JJ: “Well, I believe language is fluid and spontaneous, and not this rigid, set in stone thing that people think. I think that’s one of the things I discovered. With a mixture of English, French, Turkish, and a lot of other languages, you can communicate almost anything. I remember, for example, when I was in Turkey camping. We were camping by the sea and these Turkish soldiers came over, just sitting by the fire. They didn’t speak any English, but they said a word that sounded like the word for ‘map’ in Hindi. And my knowledge of language is that all these languages in the Middle East from Turkey through India through Iran and so on are all vastly influenced by Arabic. And so the Hindi word for ‘map’ is from Arabic. I thought, ‘They’re saying map in Turkish. They want to see where we are on this map.’ I told that to my friends, and they just said, ‘Nah, that’s not what they’re saying.’ I said, ‘Ah, yes it is!’ So I went and got a map and when I brought it back, the soldiers went, ‘Yes, yes!’ It turned out they had wanted to see where we had come from. A lot of those types of situations happened; there is a word here or there that I happen to know in another language. That for me influenced how I thought about language.”

Jill in front of the Plitvice lakes, also taken by her husband, John Beyer.

Jill in front of the Plitvice lakes, also taken by her husband, John Beyer.

LM:“How did traveling change your life?”

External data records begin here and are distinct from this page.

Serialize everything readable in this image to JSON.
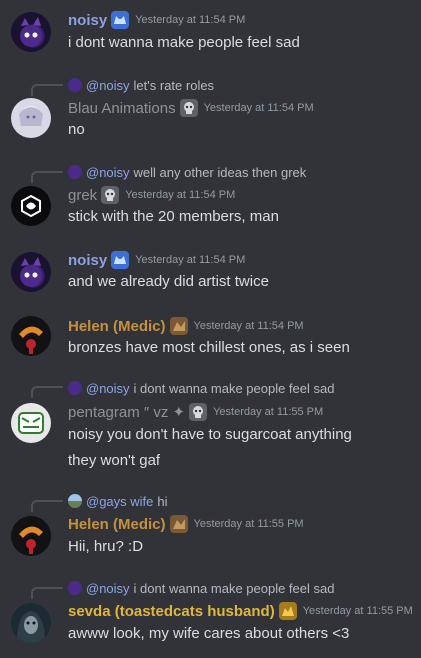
{
  "colors": {
    "background": "#313338",
    "noisy": "#8ea1e1",
    "gray_name": "#8e9297",
    "helen": "#c7913c",
    "sevda": "#e0b73b",
    "mention": "#8da5e8",
    "timestamp": "#949ba4"
  },
  "messages": [
    {
      "author": "noisy",
      "timestamp": "Yesterday at 11:54 PM",
      "content": "i dont wanna make people feel sad",
      "role_icon": "cat-icon"
    },
    {
      "reply": {
        "mention": "@noisy",
        "text": "let's rate roles"
      },
      "author": "Blau Animations",
      "timestamp": "Yesterday at 11:54 PM",
      "content": "no",
      "role_icon": "skull-icon"
    },
    {
      "reply": {
        "mention": "@noisy",
        "text": "well any other ideas then grek"
      },
      "author": "grek",
      "timestamp": "Yesterday at 11:54 PM",
      "content": "stick with the 20 members, man",
      "role_icon": "skull-icon"
    },
    {
      "author": "noisy",
      "timestamp": "Yesterday at 11:54 PM",
      "content": "and we already did artist twice",
      "role_icon": "cat-icon"
    },
    {
      "author": "Helen (Medic)",
      "timestamp": "Yesterday at 11:54 PM",
      "content": "bronzes have most chillest ones, as i seen",
      "role_icon": "bronze-icon"
    },
    {
      "reply": {
        "mention": "@noisy",
        "text": "i dont wanna make people feel sad"
      },
      "author": "pentagram ″ vz ✦",
      "timestamp": "Yesterday at 11:55 PM",
      "content": "noisy you don't have to sugarcoat anything",
      "content2": "they won't gaf",
      "role_icon": "skull-icon"
    },
    {
      "reply": {
        "mention": "@gays wife",
        "text": "hi"
      },
      "author": "Helen (Medic)",
      "timestamp": "Yesterday at 11:55 PM",
      "content": "Hii, hru? :D",
      "role_icon": "bronze-icon"
    },
    {
      "reply": {
        "mention": "@noisy",
        "text": "i dont wanna make people feel sad"
      },
      "author": "sevda (toastedcats husband)",
      "timestamp": "Yesterday at 11:55 PM",
      "content": "awww look, my wife cares about others <3",
      "role_icon": "gold-icon"
    }
  ]
}
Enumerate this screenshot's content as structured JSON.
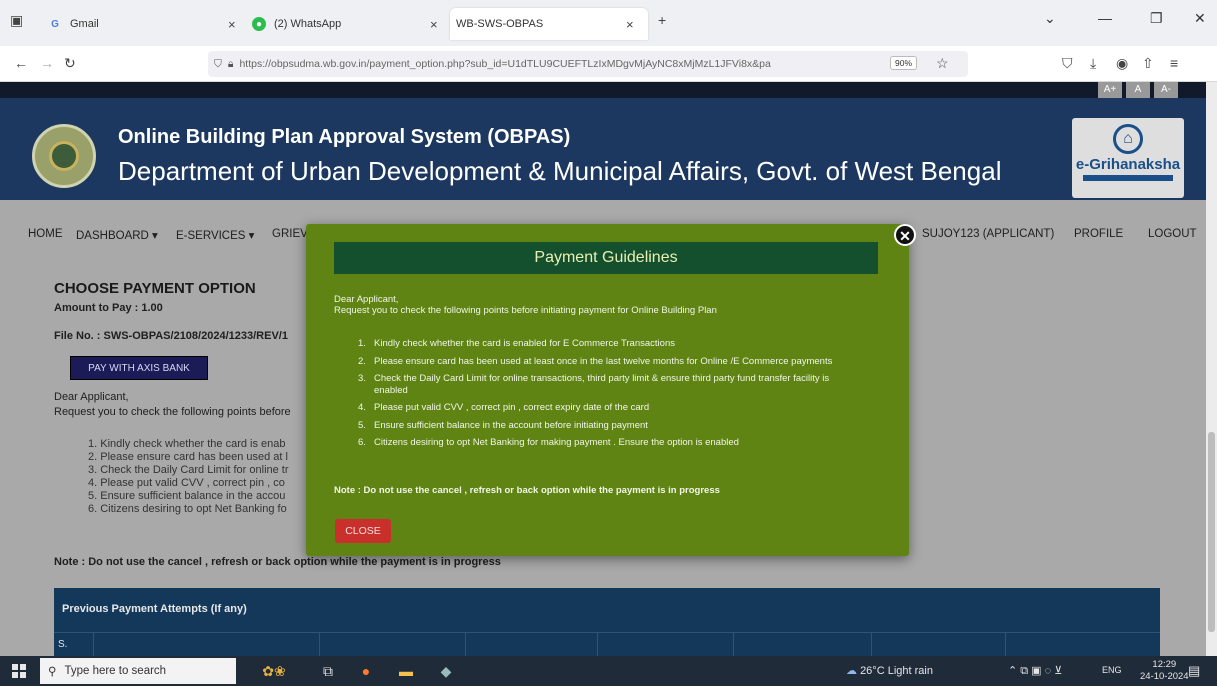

JJ: “Traveling has infused everything in my life. I think it has changed everything. It’s changed the way I relate to people. It’s changed the way I think about political issues. It’s changed the way I think about spirituality. It’s changed the way I think about my living space. For example, I’m perpetually aware of the fact that in the United States, I’m maybe slightly upper middle-class. In the world as a whole, I’m super rich. When you live in India, you see million and millions of people living in conditions that are so far below what I live in as a middle-class American. I know that most Americans have their nice house, two cars, and their nice luxuries. They probably think, ‘Oh, I’m doing pretty well.’ They don’t realize they aren’t just doing well, they are incredibly rich. They are billionaires compared to the way most people live. I always have that awareness. I’m always thinking about that if those women in India saw how I lived, they would be amazed. And these are people who consider themselves as doing okay. I knew this older couple who had two sons in college, and all four of them lived in a room a little bit bigger than my office. They all slept in the same bed, and she had a two burner stove that she cooked meals on in the same room. And they felt like they were doing okay. So if they saw my big house…that’s one ways it’s affected me. I also think that it’s given me the perspective of viewing myself as a citizen of the world. Of course, I see myself as an American. But in some ways what I am is a citizen of the world. We’re all citizens of the world; we are one giant community, whether we like it or not.”

One thought on “Meet the new Wheel advisor, part II

  1. Hey Libbie.I really liked your interview on Jill.She is amazing that is really showed on his answers.I am also a traveler,as a traveler she didn’t put any bad things on other countries.I am so much inspired after read this interview.Thanks for sharing this with us.